» **EXERCISE OBJECTIVE**:
From the entries below, pull out each line where "icon" appears.
--- DATASET RECORDS ---
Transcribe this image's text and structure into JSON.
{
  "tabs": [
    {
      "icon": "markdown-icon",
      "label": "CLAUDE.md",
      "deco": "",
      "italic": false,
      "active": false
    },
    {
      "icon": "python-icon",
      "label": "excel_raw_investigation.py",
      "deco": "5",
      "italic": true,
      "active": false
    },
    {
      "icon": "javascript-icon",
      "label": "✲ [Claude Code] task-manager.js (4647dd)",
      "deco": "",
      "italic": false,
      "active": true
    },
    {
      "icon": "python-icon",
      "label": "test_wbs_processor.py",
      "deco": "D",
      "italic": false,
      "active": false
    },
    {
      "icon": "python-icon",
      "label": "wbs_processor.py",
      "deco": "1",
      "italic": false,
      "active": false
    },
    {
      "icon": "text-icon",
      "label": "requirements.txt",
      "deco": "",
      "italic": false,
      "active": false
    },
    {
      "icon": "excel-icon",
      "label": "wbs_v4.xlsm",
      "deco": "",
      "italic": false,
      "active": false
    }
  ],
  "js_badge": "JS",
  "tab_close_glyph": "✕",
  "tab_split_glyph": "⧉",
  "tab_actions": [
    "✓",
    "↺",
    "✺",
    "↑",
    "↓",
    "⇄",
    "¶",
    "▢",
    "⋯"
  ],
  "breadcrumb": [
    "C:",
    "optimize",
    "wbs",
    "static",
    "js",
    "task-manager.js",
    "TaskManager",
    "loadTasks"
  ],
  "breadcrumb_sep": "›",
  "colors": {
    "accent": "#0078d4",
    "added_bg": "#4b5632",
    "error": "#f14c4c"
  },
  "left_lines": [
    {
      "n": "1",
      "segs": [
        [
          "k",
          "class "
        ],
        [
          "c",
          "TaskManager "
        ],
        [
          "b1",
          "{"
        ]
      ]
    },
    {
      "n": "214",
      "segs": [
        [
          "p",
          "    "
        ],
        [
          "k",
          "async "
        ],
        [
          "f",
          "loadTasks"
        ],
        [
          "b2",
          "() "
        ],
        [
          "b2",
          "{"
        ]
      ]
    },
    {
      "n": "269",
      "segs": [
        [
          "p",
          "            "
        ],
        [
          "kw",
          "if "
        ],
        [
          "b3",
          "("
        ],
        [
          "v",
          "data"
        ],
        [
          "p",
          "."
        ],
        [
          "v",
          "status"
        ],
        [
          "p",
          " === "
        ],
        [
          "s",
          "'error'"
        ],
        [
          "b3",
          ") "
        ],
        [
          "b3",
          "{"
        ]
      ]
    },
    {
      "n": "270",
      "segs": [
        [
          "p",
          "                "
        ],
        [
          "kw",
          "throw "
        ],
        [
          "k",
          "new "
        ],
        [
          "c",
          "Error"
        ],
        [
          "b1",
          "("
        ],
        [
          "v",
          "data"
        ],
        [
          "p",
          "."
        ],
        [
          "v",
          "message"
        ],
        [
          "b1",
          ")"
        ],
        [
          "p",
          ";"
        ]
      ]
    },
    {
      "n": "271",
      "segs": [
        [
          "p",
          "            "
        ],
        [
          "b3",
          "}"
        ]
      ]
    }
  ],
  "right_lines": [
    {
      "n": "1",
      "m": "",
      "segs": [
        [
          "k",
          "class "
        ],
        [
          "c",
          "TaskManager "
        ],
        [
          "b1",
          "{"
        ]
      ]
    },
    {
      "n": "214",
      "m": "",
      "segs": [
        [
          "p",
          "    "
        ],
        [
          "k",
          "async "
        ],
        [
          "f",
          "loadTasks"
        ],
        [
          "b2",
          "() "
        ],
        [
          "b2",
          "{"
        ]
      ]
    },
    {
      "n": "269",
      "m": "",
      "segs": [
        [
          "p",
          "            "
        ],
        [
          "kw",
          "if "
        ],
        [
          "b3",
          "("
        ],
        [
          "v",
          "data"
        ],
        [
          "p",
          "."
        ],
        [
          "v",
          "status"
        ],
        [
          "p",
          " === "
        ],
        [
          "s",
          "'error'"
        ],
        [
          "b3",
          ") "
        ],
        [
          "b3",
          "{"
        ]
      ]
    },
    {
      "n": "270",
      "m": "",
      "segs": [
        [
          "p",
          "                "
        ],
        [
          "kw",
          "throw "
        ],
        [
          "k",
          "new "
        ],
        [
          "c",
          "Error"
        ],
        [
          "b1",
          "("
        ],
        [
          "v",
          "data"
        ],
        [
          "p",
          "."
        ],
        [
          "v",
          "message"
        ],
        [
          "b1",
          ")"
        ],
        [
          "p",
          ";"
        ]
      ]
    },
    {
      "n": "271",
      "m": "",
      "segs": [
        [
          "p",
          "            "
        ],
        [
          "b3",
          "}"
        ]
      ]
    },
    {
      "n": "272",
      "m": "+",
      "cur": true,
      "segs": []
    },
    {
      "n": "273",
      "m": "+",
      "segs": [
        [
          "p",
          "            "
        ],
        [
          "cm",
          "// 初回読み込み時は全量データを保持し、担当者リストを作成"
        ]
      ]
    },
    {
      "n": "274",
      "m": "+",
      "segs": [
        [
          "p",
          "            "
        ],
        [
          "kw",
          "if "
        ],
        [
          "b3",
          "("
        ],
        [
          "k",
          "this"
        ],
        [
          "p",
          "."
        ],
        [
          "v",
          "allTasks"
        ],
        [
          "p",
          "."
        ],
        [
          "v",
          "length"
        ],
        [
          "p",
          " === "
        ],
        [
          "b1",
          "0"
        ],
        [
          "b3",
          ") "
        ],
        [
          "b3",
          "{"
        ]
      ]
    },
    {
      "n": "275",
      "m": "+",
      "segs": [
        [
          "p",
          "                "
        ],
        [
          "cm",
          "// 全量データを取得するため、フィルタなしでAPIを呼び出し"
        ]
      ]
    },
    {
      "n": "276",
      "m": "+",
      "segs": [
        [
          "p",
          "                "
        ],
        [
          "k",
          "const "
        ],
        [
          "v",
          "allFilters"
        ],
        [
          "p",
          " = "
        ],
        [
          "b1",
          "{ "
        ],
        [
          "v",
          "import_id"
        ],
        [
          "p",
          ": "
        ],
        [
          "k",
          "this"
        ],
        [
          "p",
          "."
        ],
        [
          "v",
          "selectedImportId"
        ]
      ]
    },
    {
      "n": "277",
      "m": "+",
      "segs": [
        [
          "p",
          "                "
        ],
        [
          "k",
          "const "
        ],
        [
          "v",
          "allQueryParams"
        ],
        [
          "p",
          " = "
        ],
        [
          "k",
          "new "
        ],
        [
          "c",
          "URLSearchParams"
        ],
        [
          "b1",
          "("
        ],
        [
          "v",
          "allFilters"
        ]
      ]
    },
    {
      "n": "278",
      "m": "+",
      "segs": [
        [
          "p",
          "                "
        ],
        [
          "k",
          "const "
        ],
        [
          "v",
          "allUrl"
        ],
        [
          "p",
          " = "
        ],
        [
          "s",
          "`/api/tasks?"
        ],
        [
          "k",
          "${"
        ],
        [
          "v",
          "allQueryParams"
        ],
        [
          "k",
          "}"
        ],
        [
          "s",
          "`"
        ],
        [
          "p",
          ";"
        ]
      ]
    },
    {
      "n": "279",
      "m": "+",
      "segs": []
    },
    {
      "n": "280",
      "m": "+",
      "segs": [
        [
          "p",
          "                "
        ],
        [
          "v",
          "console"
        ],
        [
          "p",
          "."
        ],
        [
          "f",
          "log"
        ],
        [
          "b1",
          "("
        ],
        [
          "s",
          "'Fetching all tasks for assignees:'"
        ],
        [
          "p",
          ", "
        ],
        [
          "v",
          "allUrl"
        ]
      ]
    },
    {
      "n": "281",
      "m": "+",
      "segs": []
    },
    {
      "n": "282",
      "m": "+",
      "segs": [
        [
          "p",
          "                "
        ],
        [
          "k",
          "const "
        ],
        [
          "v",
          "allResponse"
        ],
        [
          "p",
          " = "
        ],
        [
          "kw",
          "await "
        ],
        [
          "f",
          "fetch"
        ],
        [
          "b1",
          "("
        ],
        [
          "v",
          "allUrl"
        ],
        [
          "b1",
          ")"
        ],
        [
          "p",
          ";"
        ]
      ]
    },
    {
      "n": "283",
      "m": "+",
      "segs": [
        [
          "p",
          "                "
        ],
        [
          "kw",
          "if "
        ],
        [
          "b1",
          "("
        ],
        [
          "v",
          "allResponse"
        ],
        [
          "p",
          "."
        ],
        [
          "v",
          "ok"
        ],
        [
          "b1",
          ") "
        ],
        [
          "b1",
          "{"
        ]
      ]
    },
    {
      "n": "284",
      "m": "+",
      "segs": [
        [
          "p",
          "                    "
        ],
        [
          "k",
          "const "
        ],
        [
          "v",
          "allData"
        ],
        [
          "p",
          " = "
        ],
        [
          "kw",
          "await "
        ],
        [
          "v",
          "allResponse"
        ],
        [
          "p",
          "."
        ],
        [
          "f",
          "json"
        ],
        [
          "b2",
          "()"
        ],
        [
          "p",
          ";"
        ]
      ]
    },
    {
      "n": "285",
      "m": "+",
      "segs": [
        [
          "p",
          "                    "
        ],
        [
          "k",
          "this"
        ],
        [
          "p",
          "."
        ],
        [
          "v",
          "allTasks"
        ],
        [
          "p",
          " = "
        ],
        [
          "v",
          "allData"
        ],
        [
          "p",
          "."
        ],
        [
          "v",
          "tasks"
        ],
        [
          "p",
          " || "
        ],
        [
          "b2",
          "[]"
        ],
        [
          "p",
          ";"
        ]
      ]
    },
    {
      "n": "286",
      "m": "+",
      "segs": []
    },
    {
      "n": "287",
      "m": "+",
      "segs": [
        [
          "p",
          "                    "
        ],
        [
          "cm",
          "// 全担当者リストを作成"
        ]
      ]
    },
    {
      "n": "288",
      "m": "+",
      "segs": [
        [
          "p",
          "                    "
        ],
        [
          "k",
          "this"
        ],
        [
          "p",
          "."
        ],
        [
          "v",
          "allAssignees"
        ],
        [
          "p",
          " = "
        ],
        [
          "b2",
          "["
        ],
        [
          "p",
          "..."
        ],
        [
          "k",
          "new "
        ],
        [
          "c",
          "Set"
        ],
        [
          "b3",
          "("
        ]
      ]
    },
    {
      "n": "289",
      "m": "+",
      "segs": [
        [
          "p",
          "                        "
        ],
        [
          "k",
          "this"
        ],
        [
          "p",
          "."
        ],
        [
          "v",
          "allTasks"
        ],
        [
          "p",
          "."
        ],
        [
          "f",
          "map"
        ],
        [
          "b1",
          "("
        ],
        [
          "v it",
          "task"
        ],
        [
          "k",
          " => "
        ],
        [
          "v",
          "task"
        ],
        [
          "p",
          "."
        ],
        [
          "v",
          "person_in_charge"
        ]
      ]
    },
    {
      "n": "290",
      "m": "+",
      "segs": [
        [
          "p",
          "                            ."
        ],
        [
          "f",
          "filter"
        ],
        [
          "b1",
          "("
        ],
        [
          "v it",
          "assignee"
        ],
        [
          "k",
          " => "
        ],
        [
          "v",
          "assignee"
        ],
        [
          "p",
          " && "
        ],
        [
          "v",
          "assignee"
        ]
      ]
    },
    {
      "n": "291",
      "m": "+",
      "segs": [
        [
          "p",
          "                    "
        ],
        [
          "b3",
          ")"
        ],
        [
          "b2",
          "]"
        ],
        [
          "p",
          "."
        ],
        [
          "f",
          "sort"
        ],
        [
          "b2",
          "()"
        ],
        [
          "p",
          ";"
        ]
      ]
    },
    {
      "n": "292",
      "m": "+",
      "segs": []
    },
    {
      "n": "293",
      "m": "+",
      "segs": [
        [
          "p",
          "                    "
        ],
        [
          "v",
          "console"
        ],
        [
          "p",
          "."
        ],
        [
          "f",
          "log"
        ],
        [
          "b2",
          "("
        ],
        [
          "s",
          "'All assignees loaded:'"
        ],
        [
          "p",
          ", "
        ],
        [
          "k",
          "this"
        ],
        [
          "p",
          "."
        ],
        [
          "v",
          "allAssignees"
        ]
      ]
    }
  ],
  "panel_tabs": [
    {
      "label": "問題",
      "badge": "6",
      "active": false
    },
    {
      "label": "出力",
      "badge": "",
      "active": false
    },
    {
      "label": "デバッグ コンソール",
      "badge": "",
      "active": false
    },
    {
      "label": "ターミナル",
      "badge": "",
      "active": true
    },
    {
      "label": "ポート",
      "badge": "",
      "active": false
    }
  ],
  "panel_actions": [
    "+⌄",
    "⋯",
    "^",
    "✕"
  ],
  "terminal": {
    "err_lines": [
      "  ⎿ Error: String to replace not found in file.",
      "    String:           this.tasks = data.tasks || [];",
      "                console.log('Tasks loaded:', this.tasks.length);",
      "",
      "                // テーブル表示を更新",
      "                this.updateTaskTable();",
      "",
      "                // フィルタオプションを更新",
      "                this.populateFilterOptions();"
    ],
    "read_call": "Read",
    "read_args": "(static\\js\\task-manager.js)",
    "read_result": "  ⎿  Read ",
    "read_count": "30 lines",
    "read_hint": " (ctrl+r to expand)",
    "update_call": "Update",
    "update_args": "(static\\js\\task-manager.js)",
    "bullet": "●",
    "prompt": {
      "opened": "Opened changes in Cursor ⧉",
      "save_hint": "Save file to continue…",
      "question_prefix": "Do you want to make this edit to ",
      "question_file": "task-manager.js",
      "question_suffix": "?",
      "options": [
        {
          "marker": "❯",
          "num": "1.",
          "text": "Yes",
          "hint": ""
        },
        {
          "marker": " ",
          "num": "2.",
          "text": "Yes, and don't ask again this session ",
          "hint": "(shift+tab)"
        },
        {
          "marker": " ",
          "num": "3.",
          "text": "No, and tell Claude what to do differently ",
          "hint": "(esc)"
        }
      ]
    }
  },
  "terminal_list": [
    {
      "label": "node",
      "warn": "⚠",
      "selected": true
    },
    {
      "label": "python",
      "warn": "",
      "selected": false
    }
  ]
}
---
» **REPLY**:
      "icon": "markdown-icon",
      "icon": "python-icon",
      "icon": "javascript-icon",
      "icon": "python-icon",
      "icon": "python-icon",
      "icon": "text-icon",
      "icon": "excel-icon",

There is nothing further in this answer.